═════ Supplied material ═════

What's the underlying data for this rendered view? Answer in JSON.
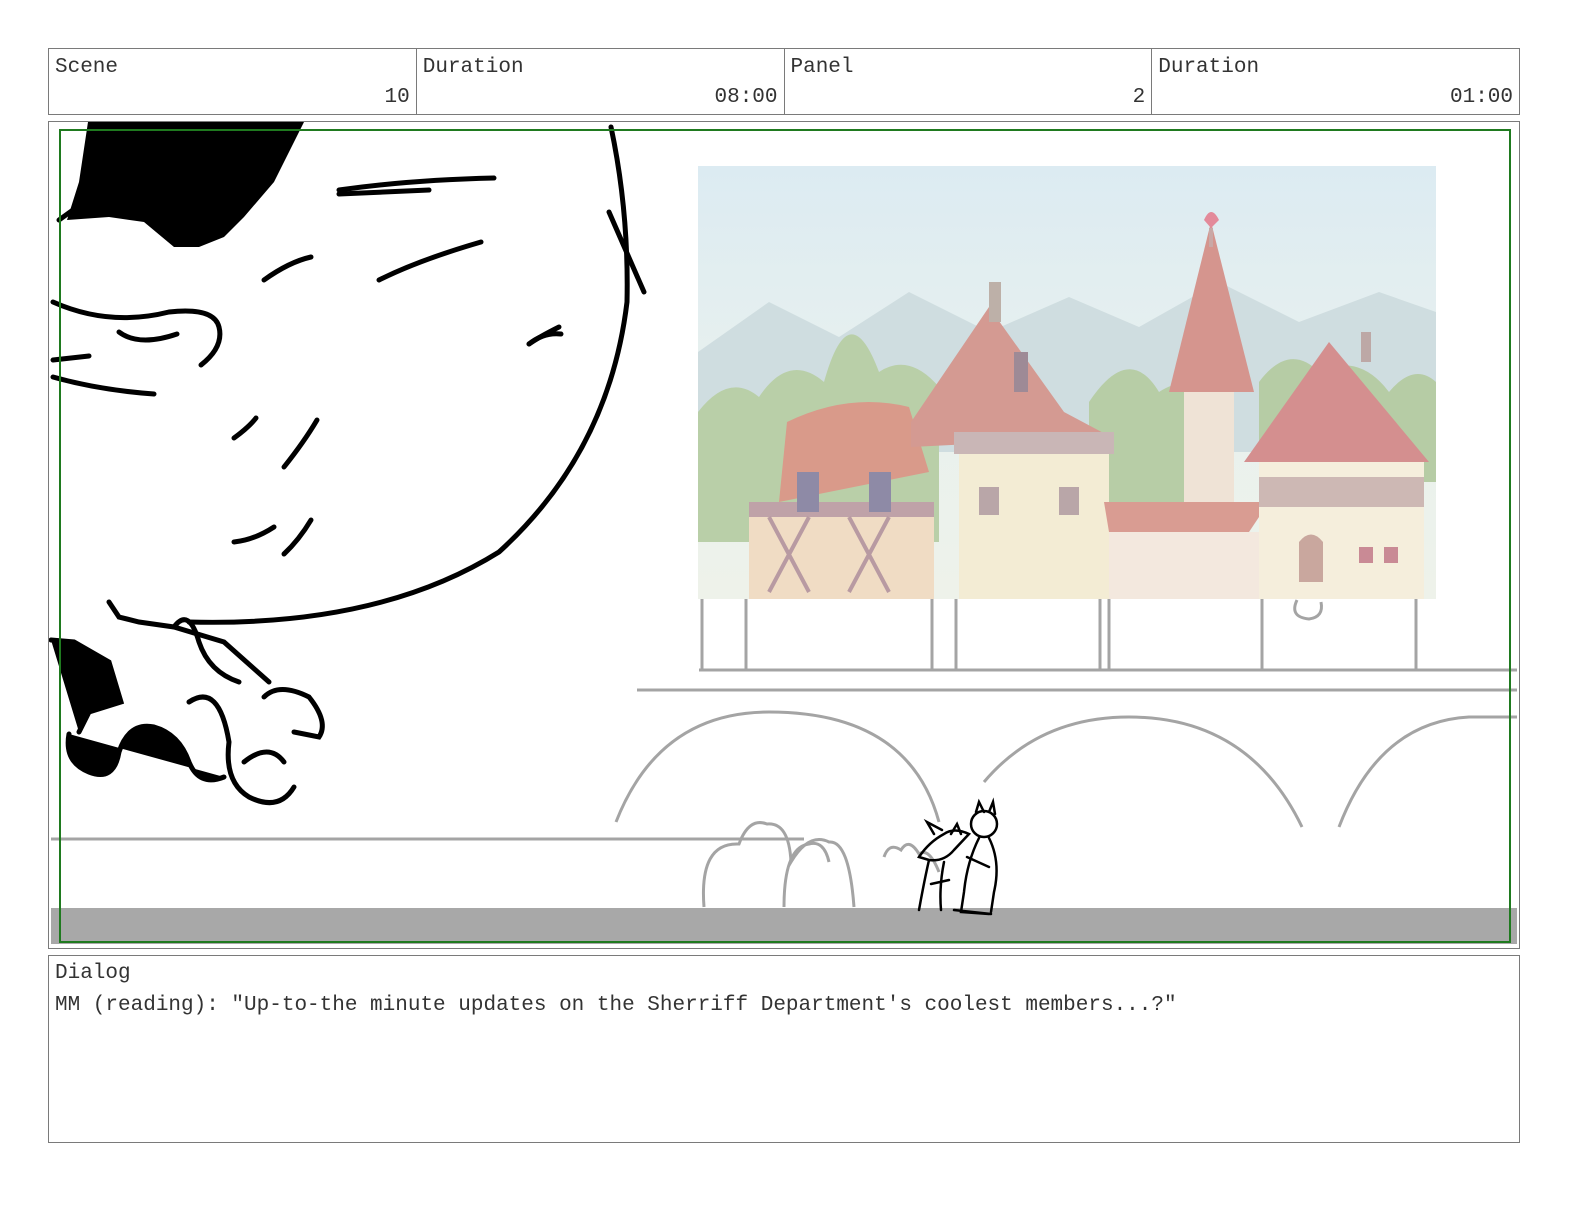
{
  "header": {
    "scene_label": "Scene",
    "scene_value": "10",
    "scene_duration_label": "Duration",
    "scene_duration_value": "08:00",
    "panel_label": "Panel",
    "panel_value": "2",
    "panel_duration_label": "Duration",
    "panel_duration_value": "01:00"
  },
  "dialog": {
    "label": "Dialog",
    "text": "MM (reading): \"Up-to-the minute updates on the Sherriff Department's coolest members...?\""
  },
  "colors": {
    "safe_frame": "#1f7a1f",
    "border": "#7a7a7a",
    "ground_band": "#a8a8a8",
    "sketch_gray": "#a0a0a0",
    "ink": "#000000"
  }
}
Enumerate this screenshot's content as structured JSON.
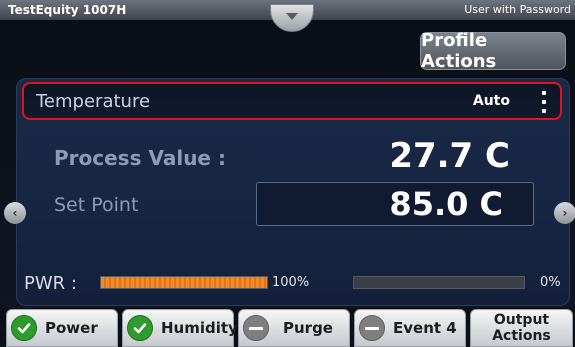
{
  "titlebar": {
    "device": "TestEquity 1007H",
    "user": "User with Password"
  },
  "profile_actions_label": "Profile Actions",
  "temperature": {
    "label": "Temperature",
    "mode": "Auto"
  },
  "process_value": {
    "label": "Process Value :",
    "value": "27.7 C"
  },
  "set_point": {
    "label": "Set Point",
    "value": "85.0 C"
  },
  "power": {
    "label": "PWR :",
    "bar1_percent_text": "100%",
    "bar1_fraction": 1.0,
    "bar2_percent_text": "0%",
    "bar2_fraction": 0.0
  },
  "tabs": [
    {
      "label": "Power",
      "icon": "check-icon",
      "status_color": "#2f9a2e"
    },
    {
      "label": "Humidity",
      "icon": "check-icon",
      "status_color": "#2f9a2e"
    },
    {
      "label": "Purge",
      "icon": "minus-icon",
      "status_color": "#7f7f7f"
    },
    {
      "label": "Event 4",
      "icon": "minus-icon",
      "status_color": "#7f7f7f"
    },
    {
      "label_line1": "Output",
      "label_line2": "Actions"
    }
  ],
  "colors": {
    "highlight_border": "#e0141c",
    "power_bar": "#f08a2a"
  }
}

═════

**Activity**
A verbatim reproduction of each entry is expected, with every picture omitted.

**Solution to the exercise**
What's the underlying data for this rendered view? Answer in JSON.
{
  "header": {
    "scene_label": "Scene",
    "scene_value": "10",
    "scene_duration_label": "Duration",
    "scene_duration_value": "08:00",
    "panel_label": "Panel",
    "panel_value": "2",
    "panel_duration_label": "Duration",
    "panel_duration_value": "01:00"
  },
  "dialog": {
    "label": "Dialog",
    "text": "MM (reading): \"Up-to-the minute updates on the Sherriff Department's coolest members...?\""
  },
  "colors": {
    "safe_frame": "#1f7a1f",
    "border": "#7a7a7a",
    "ground_band": "#a8a8a8",
    "sketch_gray": "#a0a0a0",
    "ink": "#000000"
  }
}
Enumerate this screenshot's content as structured JSON.
{
  "titlebar": {
    "device": "TestEquity 1007H",
    "user": "User with Password"
  },
  "profile_actions_label": "Profile Actions",
  "temperature": {
    "label": "Temperature",
    "mode": "Auto"
  },
  "process_value": {
    "label": "Process Value :",
    "value": "27.7 C"
  },
  "set_point": {
    "label": "Set Point",
    "value": "85.0 C"
  },
  "power": {
    "label": "PWR :",
    "bar1_percent_text": "100%",
    "bar1_fraction": 1.0,
    "bar2_percent_text": "0%",
    "bar2_fraction": 0.0
  },
  "tabs": [
    {
      "label": "Power",
      "icon": "check-icon",
      "status_color": "#2f9a2e"
    },
    {
      "label": "Humidity",
      "icon": "check-icon",
      "status_color": "#2f9a2e"
    },
    {
      "label": "Purge",
      "icon": "minus-icon",
      "status_color": "#7f7f7f"
    },
    {
      "label": "Event 4",
      "icon": "minus-icon",
      "status_color": "#7f7f7f"
    },
    {
      "label_line1": "Output",
      "label_line2": "Actions"
    }
  ],
  "colors": {
    "highlight_border": "#e0141c",
    "power_bar": "#f08a2a"
  }
}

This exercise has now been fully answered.